Price increases in basic items is not a good sign for the economy.

More Rufiyaa devaluation expected

Unchecked expenses and zero efforts to increase sources of income are hallmarks of this administration. The government recently announced salary increases for teachers and principals. This adds in an extra MVR 500 million (US$ 32.4 million), annually. This, the government revealed, is to be financed by cash printing – adding to the millions already in circulation, further devaluing the currency more.

Dollar prices hinge on the amount of Maldivian Rufiyaa in the market. An increase in Rufiyaa circulation, would devalue the currency. Dollar purchases become more expensive. An equilibrium is achieved when dollars entering the market in maintained.
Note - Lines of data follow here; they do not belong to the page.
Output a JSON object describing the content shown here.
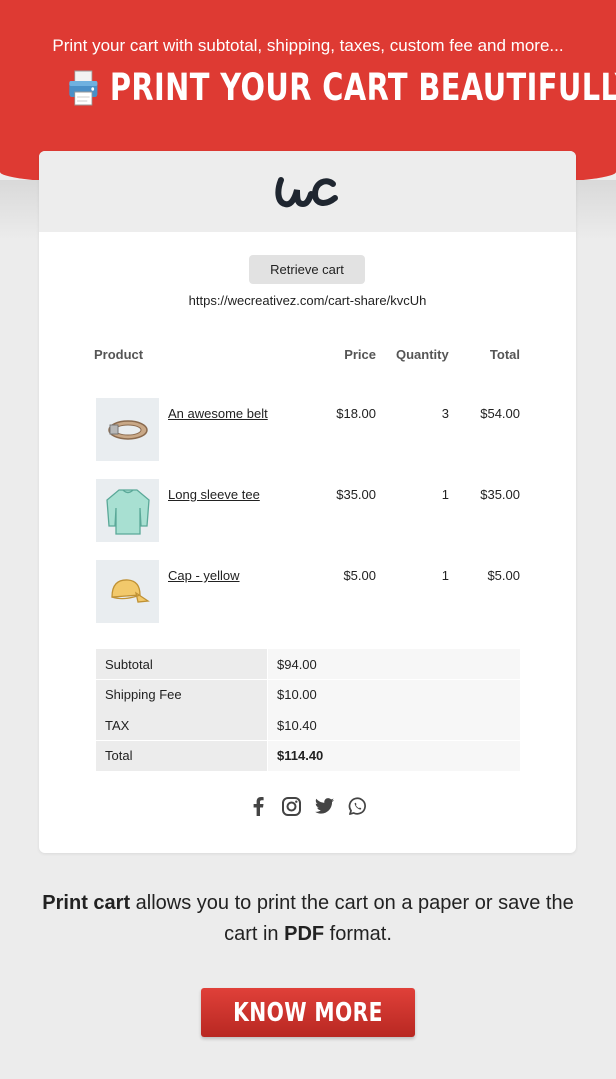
{
  "banner": {
    "tagline": "Print your cart with subtotal, shipping, taxes, custom fee and more...",
    "headline": "PRINT YOUR CART BEAUTIFULLY",
    "accent_color": "#de3a33",
    "icon": "printer-icon"
  },
  "card": {
    "logo_text": "uc",
    "retrieve_label": "Retrieve cart",
    "share_url": "https://wecreativez.com/cart-share/kvcUh",
    "headers": {
      "product": "Product",
      "price": "Price",
      "quantity": "Quantity",
      "total": "Total"
    },
    "items": [
      {
        "name": "An awesome belt",
        "price": "$18.00",
        "quantity": "3",
        "total": "$54.00",
        "icon": "belt-icon"
      },
      {
        "name": "Long sleeve tee",
        "price": "$35.00",
        "quantity": "1",
        "total": "$35.00",
        "icon": "tshirt-icon"
      },
      {
        "name": "Cap - yellow",
        "price": "$5.00",
        "quantity": "1",
        "total": "$5.00",
        "icon": "cap-icon"
      }
    ],
    "totals": [
      {
        "label": "Subtotal",
        "value": "$94.00"
      },
      {
        "label": "Shipping Fee",
        "value": "$10.00"
      },
      {
        "label": "TAX",
        "value": "$10.40"
      },
      {
        "label": "Total",
        "value": "$114.40"
      }
    ],
    "socials": [
      "facebook-icon",
      "instagram-icon",
      "twitter-icon",
      "whatsapp-icon"
    ]
  },
  "footer": {
    "desc_strong1": "Print cart",
    "desc_mid": " allows you to print the cart on a paper or save the cart in ",
    "desc_strong2": "PDF",
    "desc_end": " format.",
    "cta_label": "KNOW MORE"
  }
}
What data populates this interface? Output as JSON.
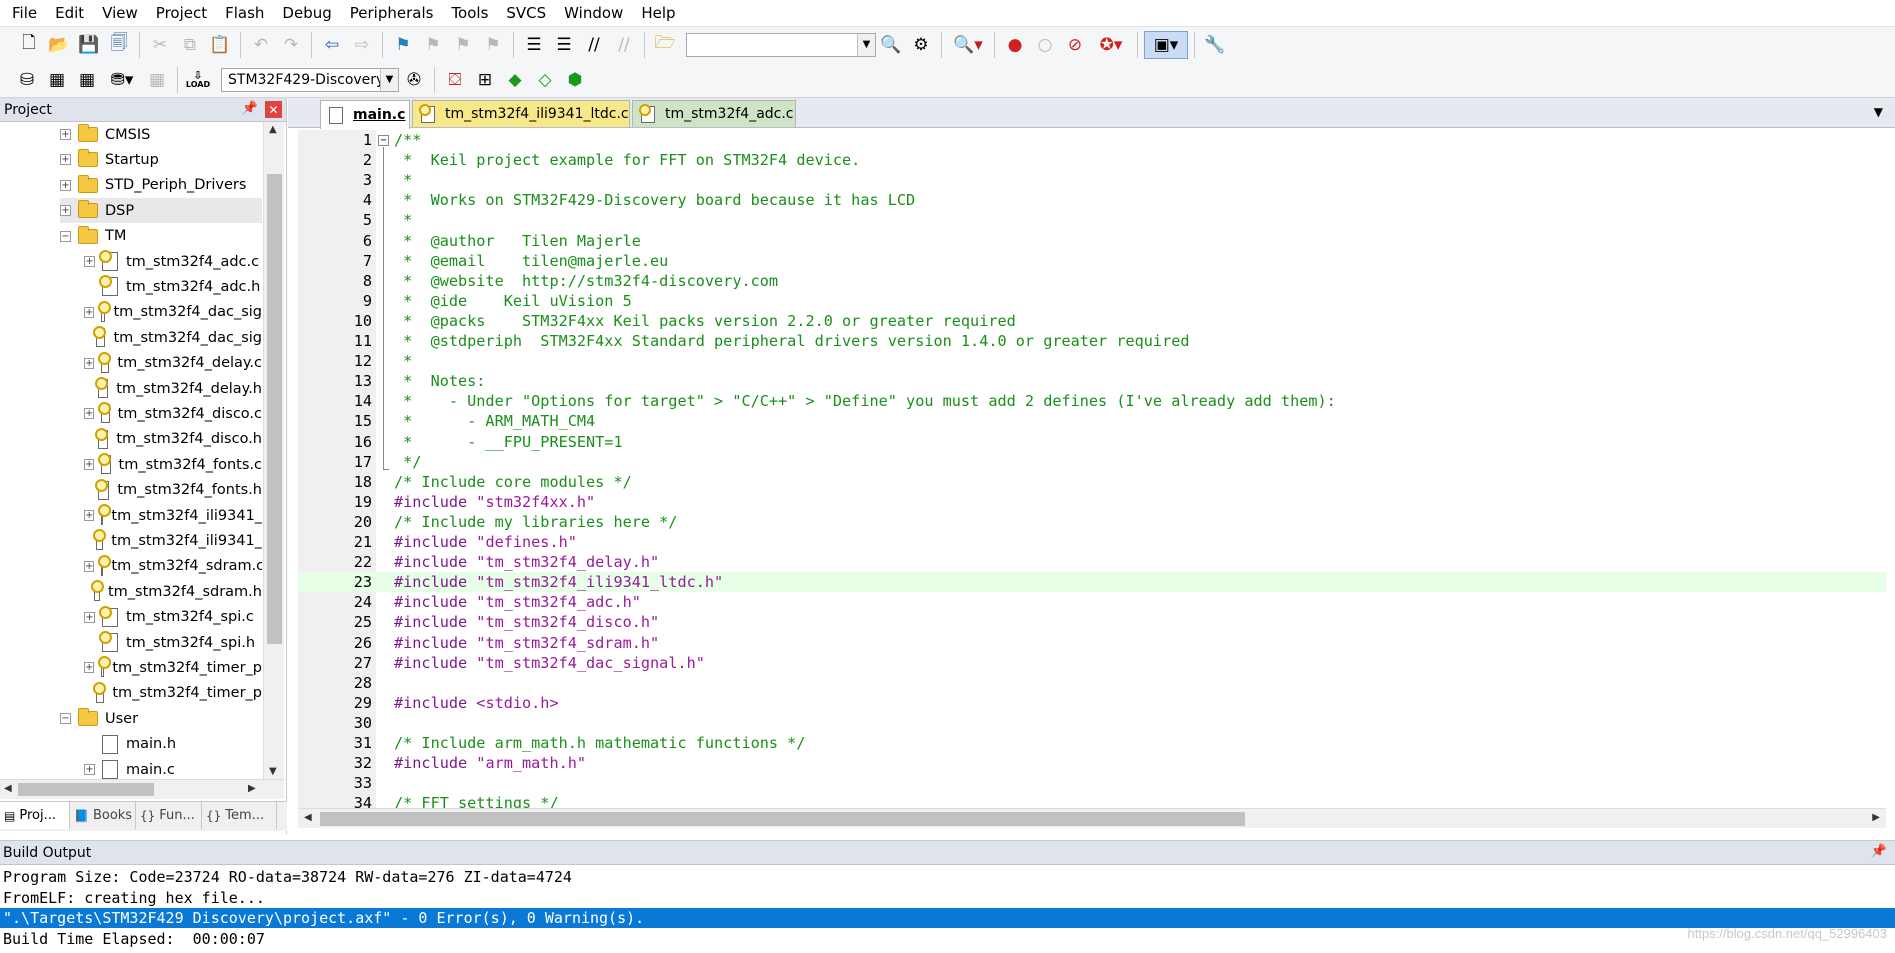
{
  "menu": [
    "File",
    "Edit",
    "View",
    "Project",
    "Flash",
    "Debug",
    "Peripherals",
    "Tools",
    "SVCS",
    "Window",
    "Help"
  ],
  "toolbar": {
    "target_select": "STM32F429-Discovery",
    "load_label": "LOAD"
  },
  "project_pane": {
    "title": "Project",
    "tree": [
      {
        "label": "CMSIS",
        "type": "folder",
        "expander": "+",
        "indent": 1
      },
      {
        "label": "Startup",
        "type": "folder",
        "expander": "+",
        "indent": 1
      },
      {
        "label": "STD_Periph_Drivers",
        "type": "folder",
        "expander": "+",
        "indent": 1
      },
      {
        "label": "DSP",
        "type": "folder",
        "expander": "+",
        "indent": 1
      },
      {
        "label": "TM",
        "type": "folder-open",
        "expander": "−",
        "indent": 1
      },
      {
        "label": "tm_stm32f4_adc.c",
        "type": "file-key",
        "expander": "+",
        "indent": 2
      },
      {
        "label": "tm_stm32f4_adc.h",
        "type": "file-key",
        "expander": "",
        "indent": 2
      },
      {
        "label": "tm_stm32f4_dac_sig",
        "type": "file-key",
        "expander": "+",
        "indent": 2
      },
      {
        "label": "tm_stm32f4_dac_sig",
        "type": "file-key",
        "expander": "",
        "indent": 2
      },
      {
        "label": "tm_stm32f4_delay.c",
        "type": "file-key",
        "expander": "+",
        "indent": 2
      },
      {
        "label": "tm_stm32f4_delay.h",
        "type": "file-key",
        "expander": "",
        "indent": 2
      },
      {
        "label": "tm_stm32f4_disco.c",
        "type": "file-key",
        "expander": "+",
        "indent": 2
      },
      {
        "label": "tm_stm32f4_disco.h",
        "type": "file-key",
        "expander": "",
        "indent": 2
      },
      {
        "label": "tm_stm32f4_fonts.c",
        "type": "file-key",
        "expander": "+",
        "indent": 2
      },
      {
        "label": "tm_stm32f4_fonts.h",
        "type": "file-key",
        "expander": "",
        "indent": 2
      },
      {
        "label": "tm_stm32f4_ili9341_",
        "type": "file-key",
        "expander": "+",
        "indent": 2
      },
      {
        "label": "tm_stm32f4_ili9341_",
        "type": "file-key",
        "expander": "",
        "indent": 2
      },
      {
        "label": "tm_stm32f4_sdram.c",
        "type": "file-key",
        "expander": "+",
        "indent": 2
      },
      {
        "label": "tm_stm32f4_sdram.h",
        "type": "file-key",
        "expander": "",
        "indent": 2
      },
      {
        "label": "tm_stm32f4_spi.c",
        "type": "file-key",
        "expander": "+",
        "indent": 2
      },
      {
        "label": "tm_stm32f4_spi.h",
        "type": "file-key",
        "expander": "",
        "indent": 2
      },
      {
        "label": "tm_stm32f4_timer_p",
        "type": "file-key",
        "expander": "+",
        "indent": 2
      },
      {
        "label": "tm_stm32f4_timer_p",
        "type": "file-key",
        "expander": "",
        "indent": 2
      },
      {
        "label": "User",
        "type": "folder-open",
        "expander": "−",
        "indent": 1
      },
      {
        "label": "main.h",
        "type": "file",
        "expander": "",
        "indent": 2
      },
      {
        "label": "main.c",
        "type": "file",
        "expander": "+",
        "indent": 2
      }
    ],
    "tabs": [
      "Proj...",
      "Books",
      "Fun...",
      "Tem..."
    ]
  },
  "editor": {
    "tabs": [
      {
        "label": "main.c",
        "active": true,
        "color": "#ffffff"
      },
      {
        "label": "tm_stm32f4_ili9341_ltdc.c",
        "active": false,
        "color": "#f7e88a"
      },
      {
        "label": "tm_stm32f4_adc.c",
        "active": false,
        "color": "#cfe3c6"
      }
    ],
    "current_line": 23,
    "lines": [
      [
        [
          "c",
          "/**"
        ]
      ],
      [
        [
          "c",
          " *  Keil project example for FFT on STM32F4 device."
        ]
      ],
      [
        [
          "c",
          " *"
        ]
      ],
      [
        [
          "c",
          " *  Works on STM32F429-Discovery board because it has LCD"
        ]
      ],
      [
        [
          "c",
          " *"
        ]
      ],
      [
        [
          "c",
          " *  @author   Tilen Majerle"
        ]
      ],
      [
        [
          "c",
          " *  @email    tilen@majerle.eu"
        ]
      ],
      [
        [
          "c",
          " *  @website  http://stm32f4-discovery.com"
        ]
      ],
      [
        [
          "c",
          " *  @ide    Keil uVision 5"
        ]
      ],
      [
        [
          "c",
          " *  @packs    STM32F4xx Keil packs version 2.2.0 or greater required"
        ]
      ],
      [
        [
          "c",
          " *  @stdperiph  STM32F4xx Standard peripheral drivers version 1.4.0 or greater required"
        ]
      ],
      [
        [
          "c",
          " *"
        ]
      ],
      [
        [
          "c",
          " *  Notes:"
        ]
      ],
      [
        [
          "c",
          " *    - Under \"Options for target\" > \"C/C++\" > \"Define\" you must add 2 defines (I've already add them):"
        ]
      ],
      [
        [
          "c",
          " *      - ARM_MATH_CM4"
        ]
      ],
      [
        [
          "c",
          " *      - __FPU_PRESENT=1"
        ]
      ],
      [
        [
          "c",
          " */"
        ]
      ],
      [
        [
          "c",
          "/* Include core modules */"
        ]
      ],
      [
        [
          "p",
          "#include "
        ],
        [
          "s",
          "\"stm32f4xx.h\""
        ]
      ],
      [
        [
          "c",
          "/* Include my libraries here */"
        ]
      ],
      [
        [
          "p",
          "#include "
        ],
        [
          "s",
          "\"defines.h\""
        ]
      ],
      [
        [
          "p",
          "#include "
        ],
        [
          "s",
          "\"tm_stm32f4_delay.h\""
        ]
      ],
      [
        [
          "p",
          "#include "
        ],
        [
          "s",
          "\"tm_stm32f4_ili9341_ltdc.h\""
        ]
      ],
      [
        [
          "p",
          "#include "
        ],
        [
          "s",
          "\"tm_stm32f4_adc.h\""
        ]
      ],
      [
        [
          "p",
          "#include "
        ],
        [
          "s",
          "\"tm_stm32f4_disco.h\""
        ]
      ],
      [
        [
          "p",
          "#include "
        ],
        [
          "s",
          "\"tm_stm32f4_sdram.h\""
        ]
      ],
      [
        [
          "p",
          "#include "
        ],
        [
          "s",
          "\"tm_stm32f4_dac_signal.h\""
        ]
      ],
      [],
      [
        [
          "p",
          "#include "
        ],
        [
          "s",
          "<stdio.h>"
        ]
      ],
      [],
      [
        [
          "c",
          "/* Include arm_math.h mathematic functions */"
        ]
      ],
      [
        [
          "p",
          "#include "
        ],
        [
          "s",
          "\"arm_math.h\""
        ]
      ],
      [],
      [
        [
          "c",
          "/* FFT settings */"
        ]
      ]
    ]
  },
  "build_output": {
    "title": "Build Output",
    "lines": [
      {
        "text": "Program Size: Code=23724 RO-data=38724 RW-data=276 ZI-data=4724",
        "selected": false
      },
      {
        "text": "FromELF: creating hex file...",
        "selected": false
      },
      {
        "text": "\".\\Targets\\STM32F429 Discovery\\project.axf\" - 0 Error(s), 0 Warning(s).",
        "selected": true
      },
      {
        "text": "Build Time Elapsed:  00:00:07",
        "selected": false
      }
    ],
    "watermark": "https://blog.csdn.net/qq_52996403"
  },
  "colors": {
    "comment": "#1a8f1a",
    "preprocessor": "#7d1a8f",
    "string": "#9a1a9a",
    "current_line_bg": "#e6ffe6",
    "selection_bg": "#0a78d7"
  }
}
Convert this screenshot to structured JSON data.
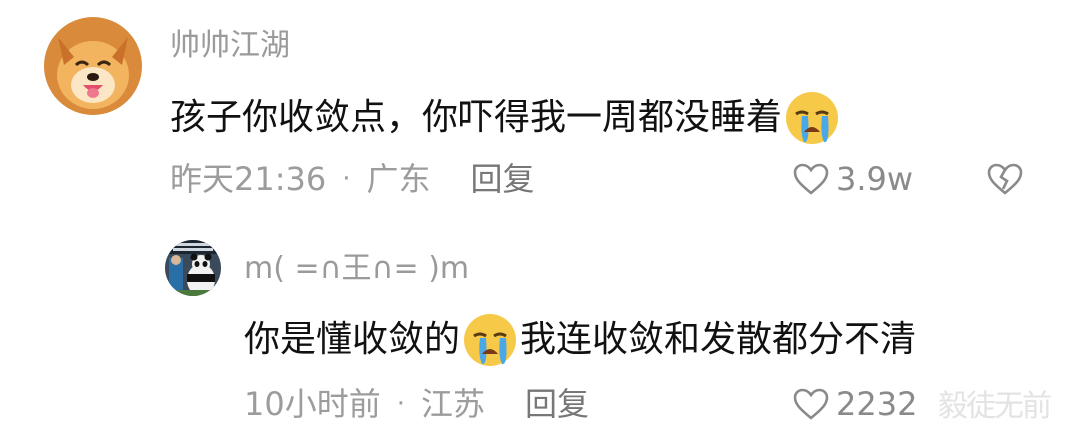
{
  "comment": {
    "username": "帅帅江湖",
    "text_before_emoji": "孩子你收敛点，你吓得我一周都没睡着",
    "emoji": "crying-face",
    "time": "昨天21:36",
    "location": "广东",
    "reply_label": "回复",
    "likes": "3.9w"
  },
  "reply": {
    "username": "m( =∩王∩= )m",
    "text_before_emoji": "你是懂收敛的",
    "emoji": "crying-face",
    "text_after_emoji": "我连收敛和发散都分不清",
    "time": "10小时前",
    "location": "江苏",
    "reply_label": "回复",
    "likes": "2232"
  },
  "separator": "·",
  "watermark": "毅徒无前",
  "colors": {
    "username": "#9a9a9a",
    "text": "#111111",
    "meta": "#9c9c9c",
    "emoji_face": "#f7c948",
    "emoji_tears": "#4aa8e8"
  }
}
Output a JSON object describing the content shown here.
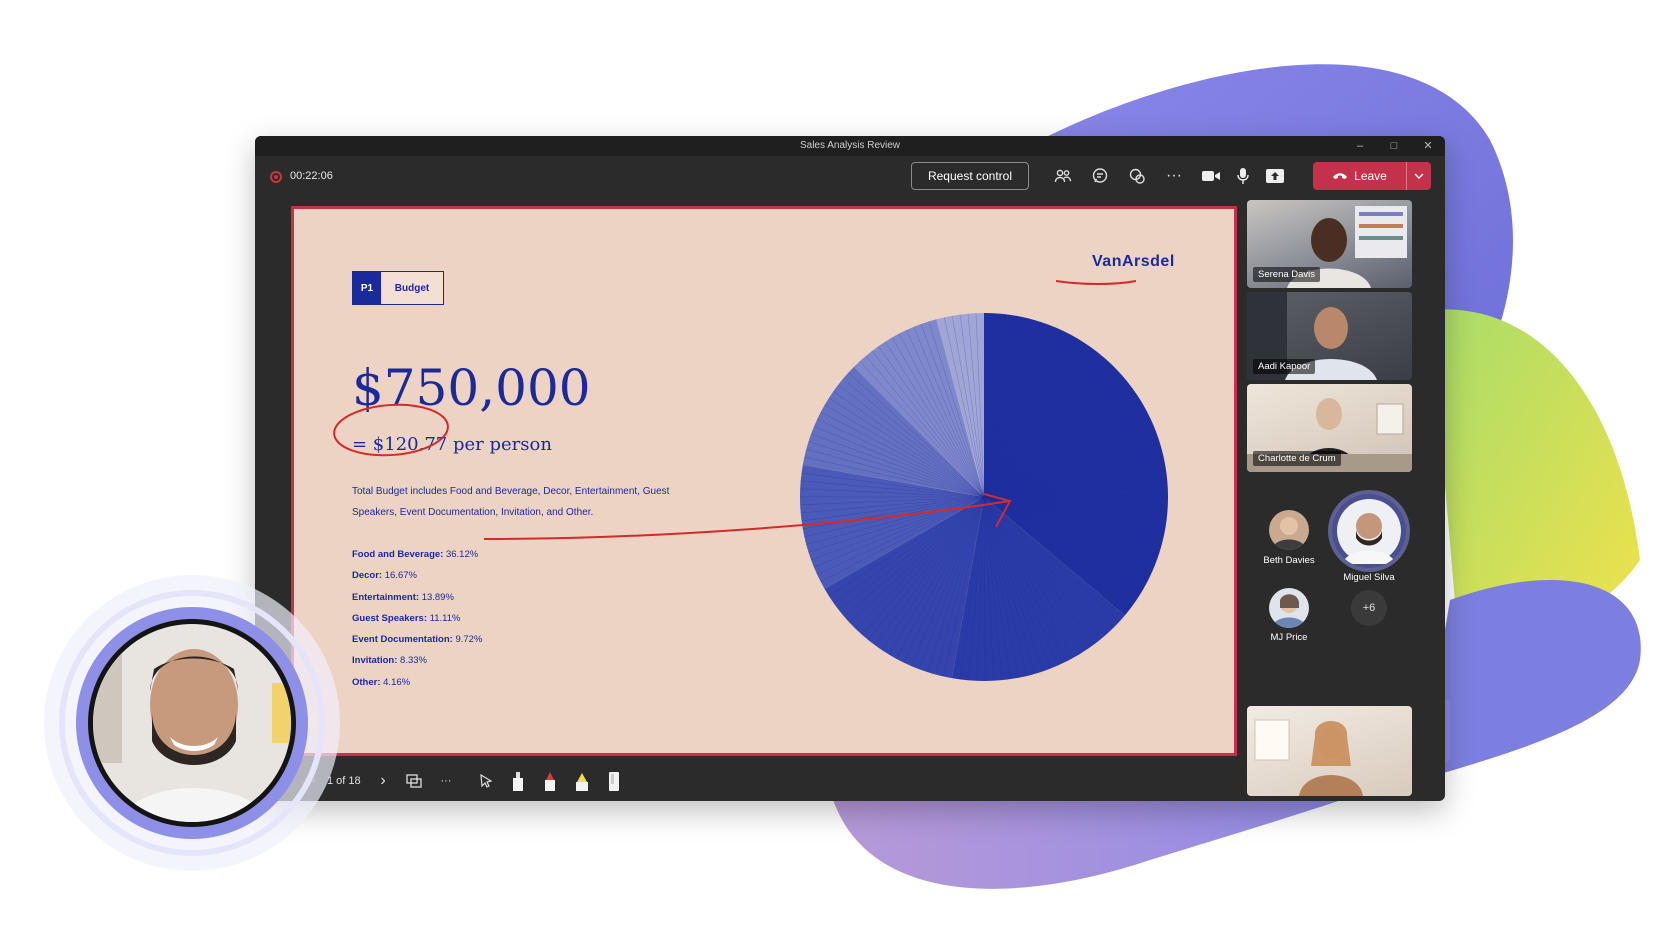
{
  "window": {
    "title": "Sales Analysis Review"
  },
  "toolbar": {
    "timer": "00:22:06",
    "request_control_label": "Request control",
    "leave_label": "Leave",
    "icons": [
      "people-icon",
      "chat-icon",
      "reactions-icon",
      "more-icon",
      "camera-icon",
      "mic-icon",
      "share-icon"
    ]
  },
  "slide": {
    "tag_number": "P1",
    "tag_label": "Budget",
    "brand": "VanArsdel",
    "total": "$750,000",
    "per_person": "= $120.77 per person",
    "description": "Total Budget includes Food and Beverage, Decor, Entertainment, Guest Speakers, Event Documentation, Invitation, and Other.",
    "breakdown": [
      {
        "label": "Food and Beverage:",
        "value": "36.12%"
      },
      {
        "label": "Decor:",
        "value": "16.67%"
      },
      {
        "label": "Entertainment:",
        "value": "13.89%"
      },
      {
        "label": "Guest Speakers:",
        "value": "11.11%"
      },
      {
        "label": "Event Documentation:",
        "value": "9.72%"
      },
      {
        "label": "Invitation:",
        "value": "8.33%"
      },
      {
        "label": "Other:",
        "value": "4.16%"
      }
    ]
  },
  "chart_data": {
    "type": "pie",
    "categories": [
      "Food and Beverage",
      "Decor",
      "Entertainment",
      "Guest Speakers",
      "Event Documentation",
      "Invitation",
      "Other"
    ],
    "values": [
      36.12,
      16.67,
      13.89,
      11.11,
      9.72,
      8.33,
      4.16
    ],
    "colors": [
      "#1f2f9e",
      "#2a3aa6",
      "#3545ad",
      "#4b5ab6",
      "#6470c0",
      "#7f88cb",
      "#a1a6d7"
    ]
  },
  "presenter_bar": {
    "page_indicator": "1 of 18"
  },
  "participants": {
    "tiles": [
      {
        "name": "Serena Davis"
      },
      {
        "name": "Aadi Kapoor"
      },
      {
        "name": "Charlotte de Crum"
      }
    ],
    "avatars": [
      {
        "name": "Beth Davies"
      },
      {
        "name": "Miguel Silva"
      },
      {
        "name": "MJ Price"
      }
    ],
    "overflow": "+6"
  },
  "theme": {
    "accent_red": "#c4314b",
    "slide_bg": "#edd3c4",
    "slide_ink": "#1b2a9a"
  }
}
Maldives Monetary Authority (MMA) does play a role in this. To meet domestic demand and to stabilize Rufiyaa. However, at a time, when the country as a whole is finding it difficult to get US dollars in, there is a very high chance that continuing to print money and flooding the market would result in exhausting the usable and total reserves. This was the situation that faced Sri Lanka.
At this point, there are two options – limit printing or formally increase dollar exchange rates. This was the option Nasheed went with in the latter stages of his administration.

We’re still experiencing the effects of this. Another move like this would also have the same results.

What’s the solution?

Maldives does not exist in a vacuum. Global market changes, increasing prices, and other similar factors will impact Maldives as well. A coherent economic strategy seeks to minimize the impact of these external factors on the local economy and increase economic resilience.

Speaking to TMJ, an economist said that at the least, the government needs to significantly curb non-essential expenses. Limiting travel to essential trips, putting a cap on creating political appointments, and reducing salaries of political appointees were on top of his list.

“Halt all non-essential projects. Government needs strict austerity measures,” he said.

The economist also highlighted on how borrowing to cover recurrent expenses had further derailed the economy. He said the Government had used proceeds form Sukuk sales to foreign parties to cover recurrent costs in the past few months.

Handling the economy requires a delicate balancing act, with a long-term vision in focus. Economic resiliency, capacity, money supply, productivity should not be compromised for short-term political gain. If the government is hell bent on rejecting all the warning signs, given by local and international partners, the burden of that would have to be taken by citizens.